The Reagan administration denied yesterday that it "has decided to tilt in favor of South Africa's government or its white population," but it also said it will not seek to undermine that country's government or take sides in the conflicts between its blacks and whites.

That point was stressed by Chester A. Crocker, assistant secretary of state for African affairs, in testimony before the House subcommittee on Africa. The administration's policy, he asserted, is to act as a neutral broker able to mediate solutions to southern Africa's racial strife and protect Western strategic and economic interests in the region.

"In South Africa, it is not our task to choose between black and white, but rather to foster conditions in which all South Africans can more fully share and participate in the economy and political process. We seek through our policies neither to destabilize South Africa nor align ourselves with apartheid policies that are repugnant to us," Crocker said.

He added: "To those who would say this administration has decided to tilt in favor of South Africa's government or its white population, we simply reject the charge. If there is a tilt in our policies, it is toward developing greater influence and credibility as a regional partner . . . . "

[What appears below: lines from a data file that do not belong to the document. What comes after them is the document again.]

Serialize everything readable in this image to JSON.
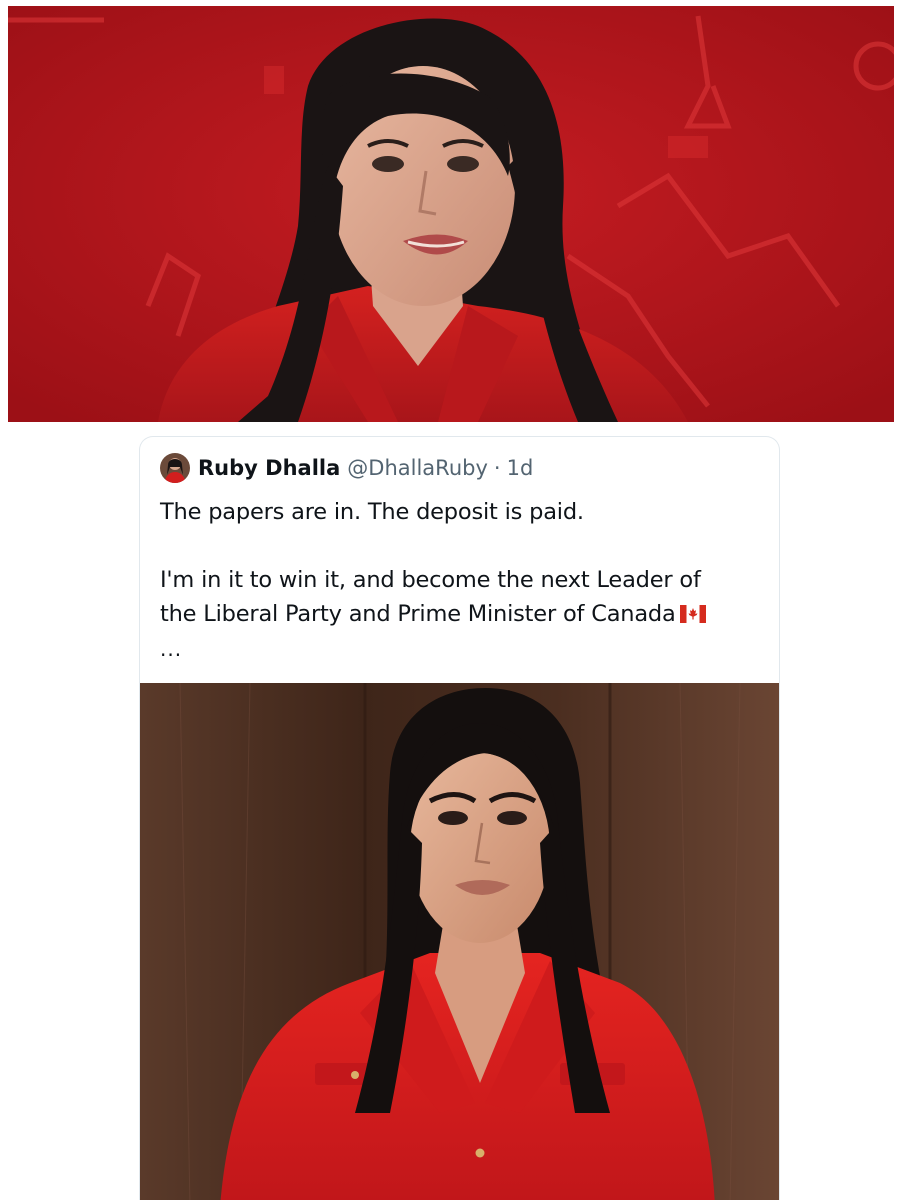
{
  "top_image": {
    "alt_icon": "portrait-photo"
  },
  "tweet": {
    "author_name": "Ruby Dhalla",
    "handle": "@DhallaRuby",
    "separator": "·",
    "time": "1d",
    "line1": "The papers are in. The deposit is paid.",
    "line2a": "I'm in it to win it, and become the next Leader of",
    "line2b": "the Liberal Party and Prime Minister of Canada",
    "flag_icon": "canada-flag-icon",
    "more": "...",
    "media_icon": "portrait-photo"
  },
  "colors": {
    "backdrop_red": "#b5151b",
    "jacket_red": "#d21e1e",
    "text_primary": "#0f1419",
    "text_secondary": "#536471",
    "card_border": "#e1e8ed",
    "wood_brown": "#4a2f22"
  }
}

Crocker's testimony was basically a restatement of an Aug. 29 Honolulu speech in which he attempted to explain the administration's rationale for its policy toward South Africa. That policy has come under increasing fire from the countries of black Africa and from American blacks and liberal whites on grounds that it is encouraging Pretoria to continue its white supremacist rule and carry out military actions against hostile neighbors.

The centerpiece of administration policy involves an attempt to induce South Africa to permit independence for Namibia, a largely black neighboring territory that has been controlled by Pretoria since the end of World War I. In exchange, documents leaked from the State Department have made clear, the administration has offered to help South Africa break out of the political isolation imposed on it by the international community.

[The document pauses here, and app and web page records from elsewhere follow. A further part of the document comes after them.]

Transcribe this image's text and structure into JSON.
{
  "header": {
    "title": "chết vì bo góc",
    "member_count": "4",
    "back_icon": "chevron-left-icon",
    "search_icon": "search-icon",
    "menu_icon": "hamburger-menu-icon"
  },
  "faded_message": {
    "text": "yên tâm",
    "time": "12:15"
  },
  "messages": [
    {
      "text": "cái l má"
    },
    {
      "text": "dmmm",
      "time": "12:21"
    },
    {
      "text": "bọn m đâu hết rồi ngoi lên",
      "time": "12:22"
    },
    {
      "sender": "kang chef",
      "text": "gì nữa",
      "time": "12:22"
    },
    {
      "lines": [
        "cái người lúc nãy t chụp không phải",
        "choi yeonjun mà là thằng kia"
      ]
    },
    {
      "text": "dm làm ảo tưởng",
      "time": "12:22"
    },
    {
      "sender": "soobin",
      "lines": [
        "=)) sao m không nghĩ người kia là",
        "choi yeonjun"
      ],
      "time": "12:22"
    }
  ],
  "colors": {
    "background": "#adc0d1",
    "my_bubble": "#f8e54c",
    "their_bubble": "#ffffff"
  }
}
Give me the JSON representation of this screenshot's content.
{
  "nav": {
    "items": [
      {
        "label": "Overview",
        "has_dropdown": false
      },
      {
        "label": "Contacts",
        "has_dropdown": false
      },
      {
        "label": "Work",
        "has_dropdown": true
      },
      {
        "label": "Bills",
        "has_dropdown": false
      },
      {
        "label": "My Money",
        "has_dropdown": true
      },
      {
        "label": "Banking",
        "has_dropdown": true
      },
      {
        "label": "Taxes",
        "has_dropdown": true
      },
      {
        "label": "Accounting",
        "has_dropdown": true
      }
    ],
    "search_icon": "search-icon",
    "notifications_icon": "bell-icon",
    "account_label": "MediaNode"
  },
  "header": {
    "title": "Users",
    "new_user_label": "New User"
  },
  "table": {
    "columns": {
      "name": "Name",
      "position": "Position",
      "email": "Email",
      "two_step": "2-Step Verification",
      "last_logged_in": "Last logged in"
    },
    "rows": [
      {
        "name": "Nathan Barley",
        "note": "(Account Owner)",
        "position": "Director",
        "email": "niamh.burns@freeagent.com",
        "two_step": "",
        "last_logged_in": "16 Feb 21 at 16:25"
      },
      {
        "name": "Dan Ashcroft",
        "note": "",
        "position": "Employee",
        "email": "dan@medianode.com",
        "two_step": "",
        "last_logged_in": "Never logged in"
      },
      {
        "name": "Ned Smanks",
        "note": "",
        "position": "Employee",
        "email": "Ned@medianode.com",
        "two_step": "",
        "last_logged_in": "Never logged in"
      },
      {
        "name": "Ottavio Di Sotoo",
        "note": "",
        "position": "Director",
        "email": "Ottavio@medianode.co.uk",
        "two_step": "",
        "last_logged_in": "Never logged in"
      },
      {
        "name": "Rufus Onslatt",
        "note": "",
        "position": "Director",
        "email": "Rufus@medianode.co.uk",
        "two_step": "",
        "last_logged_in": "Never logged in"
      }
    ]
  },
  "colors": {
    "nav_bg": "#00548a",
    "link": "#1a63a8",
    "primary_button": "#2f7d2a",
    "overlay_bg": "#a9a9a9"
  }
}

Although he didn't put it in such stark terms, Crocker insisted yesterday that this pragmatic approach offers the only realistic hope of resolving the Namibia problem and other regional conflicts such as the civil war in Angola, where Cuban troops and Soviet advisers are helping the Marxist government fight insurgent forces.

Although he refused to give specifics, Crocker insisted that the U.S. initiatives give grounds for "cautious optimism" for "early progress" on a Namibia solution.

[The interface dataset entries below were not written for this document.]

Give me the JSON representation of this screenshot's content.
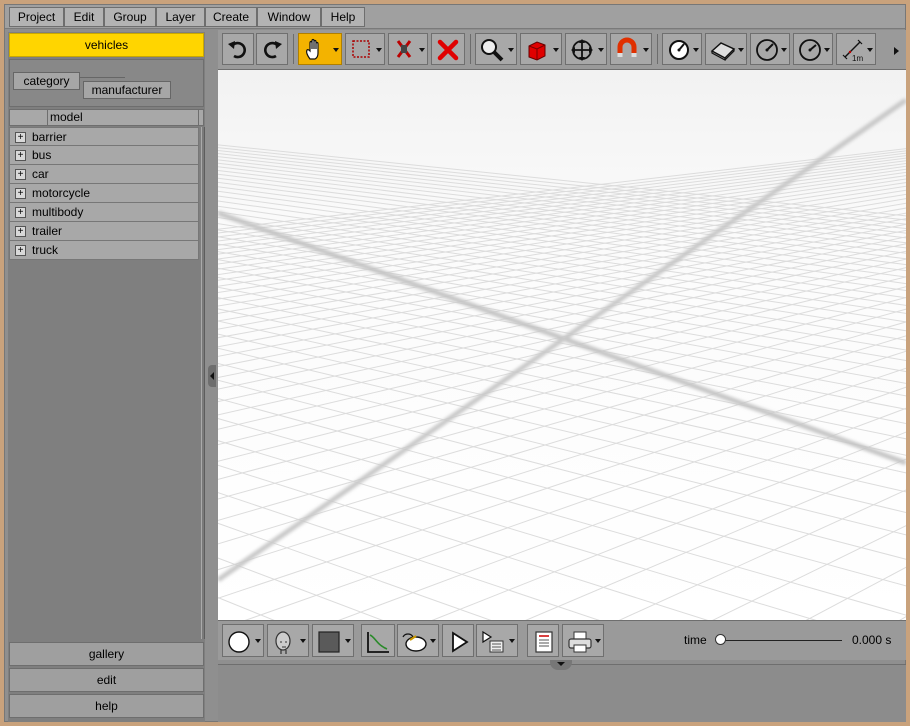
{
  "menu": [
    "Project",
    "Edit",
    "Group",
    "Layer",
    "Create",
    "Window",
    "Help"
  ],
  "left_panel": {
    "header": "vehicles",
    "tabs": [
      "category",
      "manufacturer"
    ],
    "column": "model",
    "tree": [
      "barrier",
      "bus",
      "car",
      "motorcycle",
      "multibody",
      "trailer",
      "truck"
    ],
    "buttons": [
      "gallery",
      "edit",
      "help"
    ]
  },
  "toolbar": {
    "icons": [
      "undo-icon",
      "redo-icon",
      "hand-pan-icon",
      "select-box-icon",
      "cut-icon",
      "delete-icon",
      "zoom-icon",
      "cube-icon",
      "move-icon",
      "magnet-icon",
      "measure-angle-icon",
      "terrain-icon",
      "gauge-icon",
      "gauge2-icon",
      "ruler-icon"
    ],
    "ruler_label": "1m"
  },
  "bottom_toolbar": {
    "time_label": "time",
    "time_value": "0.000 s",
    "slider_position": 0
  },
  "colors": {
    "accent": "#ffd500",
    "active_tool": "#f3b300",
    "cube": "#e00000",
    "delete": "#e00000"
  }
}
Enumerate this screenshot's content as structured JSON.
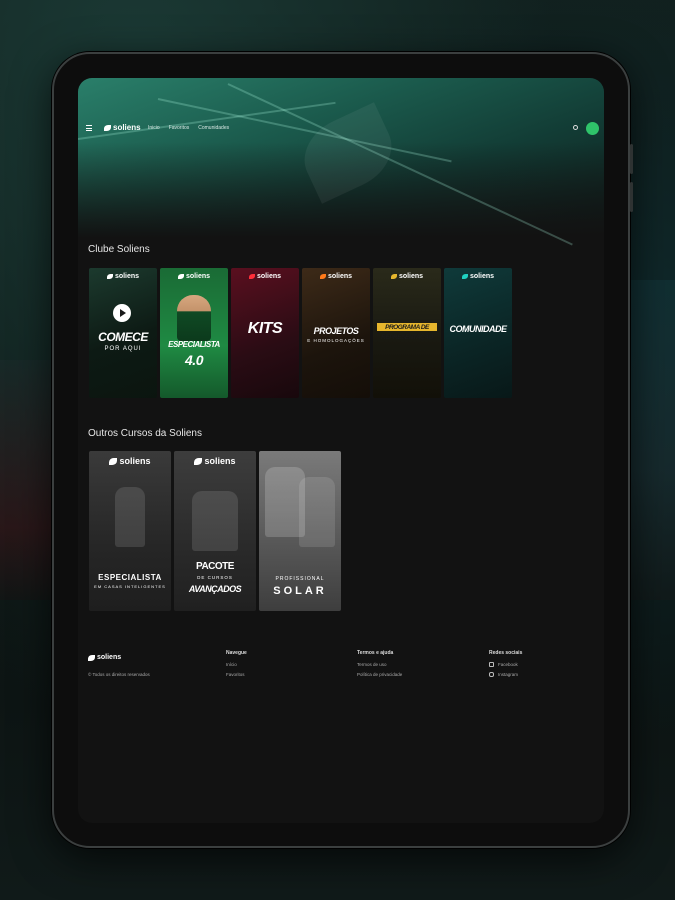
{
  "nav": {
    "logo": "soliens",
    "links": [
      "Inicio",
      "Favoritos",
      "Comunidades"
    ]
  },
  "sections": {
    "club_title": "Clube Soliens",
    "others_title": "Outros Cursos da Soliens"
  },
  "club_cards": [
    {
      "brand": "soliens",
      "big": "COMECE",
      "small": "POR AQUI"
    },
    {
      "brand": "soliens",
      "big": "ESPECIALISTA",
      "small": "4.0"
    },
    {
      "brand": "soliens",
      "big": "KITS",
      "small": ""
    },
    {
      "brand": "soliens",
      "big": "PROJETOS",
      "small": "E HOMOLOGAÇÕES"
    },
    {
      "brand": "soliens",
      "big": "PROGRAMA DE REPRESENTAÇÃO",
      "small": ""
    },
    {
      "brand": "soliens",
      "big": "COMUNIDADE",
      "small": ""
    }
  ],
  "other_cards": [
    {
      "brand": "soliens",
      "big": "ESPECIALISTA",
      "small": "EM CASAS INTELIGENTES"
    },
    {
      "brand": "soliens",
      "big": "PACOTE",
      "small": "DE CURSOS",
      "big2": "AVANÇADOS"
    },
    {
      "brand": "",
      "small": "PROFISSIONAL",
      "big": "SOLAR"
    }
  ],
  "footer": {
    "logo": "soliens",
    "copyright": "© Todos os direitos reservados",
    "columns": [
      {
        "head": "Navegue",
        "items": [
          "Início",
          "Favoritos"
        ]
      },
      {
        "head": "Termos e ajuda",
        "items": [
          "Termos de uso",
          "Política de privacidade"
        ]
      },
      {
        "head": "Redes sociais",
        "items": [
          "Facebook",
          "Instagram"
        ]
      }
    ]
  }
}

The questioning from liberal members of the subcommittee made clear, though, that Crocker had failed to ease their concerns.